“Waves the size of houses would be too clichĂ© to try and describe the sea state. To me they are more like pursuing creatures, charging down on us as they raise in height, stimulated by some mythical wave charmer, to envelope and then consume the GREAT Britain boat.”

Dave adds: “The power and enormity of the sea state, triggers feelings of isolation, and our vulnerability, while simultaneously giving us an exclusive insight to the power of nature. It is an amazing experience, the boats on the fleet will be having similar experiences, but Mother Nature at the moment is giving the GREAT Britain crew our own spectacular show, there is no one here but us to witness it.”

The extreme weather has brought overnight changes throughout the leaderboard and racing remains remarkably close. Qingdao has taken the lead from Sanya Serenity Coast, which has slipped to third and PSP Logistics is back in the top three, currently second.

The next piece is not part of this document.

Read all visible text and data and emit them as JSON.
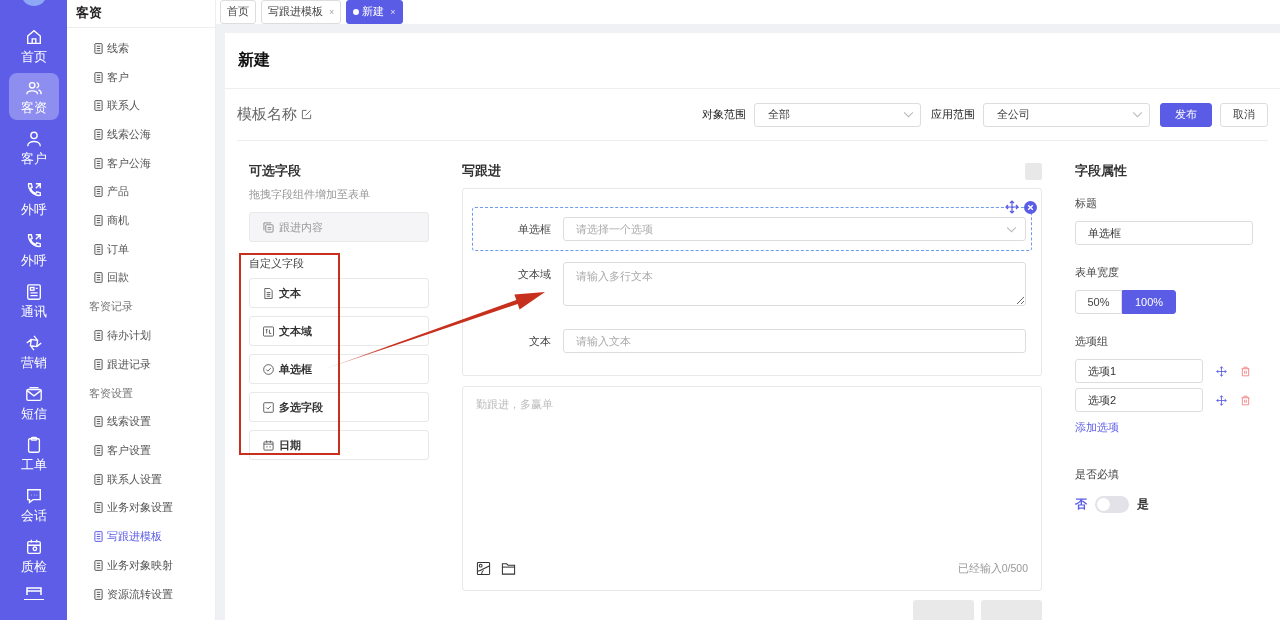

Despite being in the middle of the ocean and 20 days into the race, (sixth) reports seeing Dare To Lead cross its path just 3nm off its bow and Qingdao Skipper Chris Kobusch said: “Earlier on we saw Sanya Serenity Coast on the AIS, only 7nm away, but we were headed north east and Sanya Serenity Coast south east. So after a short while they disappeared from the screens and we are alone again.”

Notable fleet progress also includes Visit Seattle moving up to seventh after struggling to catch up in tenth for most of the race.

However, the skippers are playing the long game with an average of 2000 nautical miles to go, safety always remains a priority, with at least a couple of teams saying they stopped racing temporarily during the storm to preserve the boat and crew energy

One Skipper ruing his tactics in this race is Liverpool 2018’s Lance Shepherd, in tenth place today, who explains: “To be honest with you, over the last couple of days I have been battling with myself about my decision to come so far South and our low boat speeds compared to the others. It was a big call especially as we were already 200 miles behind and we have the added pressure of playing our joker. However, my number one priority is to keep the crew and the boat safe.”

He goes on however to note that yesterday was a far more exciting day of record breaking surfing speeds of around 30 knots and adds: “It’s amazing how well these boats surf, we have a Yankee 3 up in 35 knots of wind but the power of the sea picks you up and hurtles you towards your destination… so I am starting to feel a bit better about my decisions now we are heading the correct way.”

The storm will continue to move east and Simon Rowell, Clipper Race Meteorologist, reports that as the low moves away the wind should ease and gradually back ahead of the next high, with the westerly leaders seeing the lighter breeze sooner. This high will become the most important system over the next few days and positioning in front of it will give the teams more tactical options.